((
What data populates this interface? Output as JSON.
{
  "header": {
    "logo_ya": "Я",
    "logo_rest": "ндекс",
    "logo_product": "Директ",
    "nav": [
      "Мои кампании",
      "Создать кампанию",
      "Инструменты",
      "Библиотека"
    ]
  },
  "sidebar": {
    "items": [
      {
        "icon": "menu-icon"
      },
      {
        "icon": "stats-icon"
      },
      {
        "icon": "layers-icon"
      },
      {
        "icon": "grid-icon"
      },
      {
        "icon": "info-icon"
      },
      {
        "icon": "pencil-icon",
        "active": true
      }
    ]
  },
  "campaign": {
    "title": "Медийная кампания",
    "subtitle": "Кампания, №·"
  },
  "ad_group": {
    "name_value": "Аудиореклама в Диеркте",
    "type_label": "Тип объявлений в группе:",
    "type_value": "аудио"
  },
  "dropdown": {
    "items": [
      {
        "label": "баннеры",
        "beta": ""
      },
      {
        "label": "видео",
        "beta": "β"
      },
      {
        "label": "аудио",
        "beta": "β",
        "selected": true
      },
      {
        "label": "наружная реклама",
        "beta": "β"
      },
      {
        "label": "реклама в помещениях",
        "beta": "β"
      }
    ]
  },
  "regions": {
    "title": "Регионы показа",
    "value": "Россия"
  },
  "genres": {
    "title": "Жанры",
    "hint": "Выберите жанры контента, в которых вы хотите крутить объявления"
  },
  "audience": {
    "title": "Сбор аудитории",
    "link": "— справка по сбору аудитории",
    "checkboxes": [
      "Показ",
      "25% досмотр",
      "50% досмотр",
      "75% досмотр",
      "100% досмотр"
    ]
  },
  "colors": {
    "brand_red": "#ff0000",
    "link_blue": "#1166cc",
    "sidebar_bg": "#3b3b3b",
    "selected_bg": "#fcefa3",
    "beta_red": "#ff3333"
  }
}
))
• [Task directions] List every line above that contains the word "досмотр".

• [Result]
      "25% досмотр",
      "50% досмотр",
      "75% досмотр",
      "100% досмотр"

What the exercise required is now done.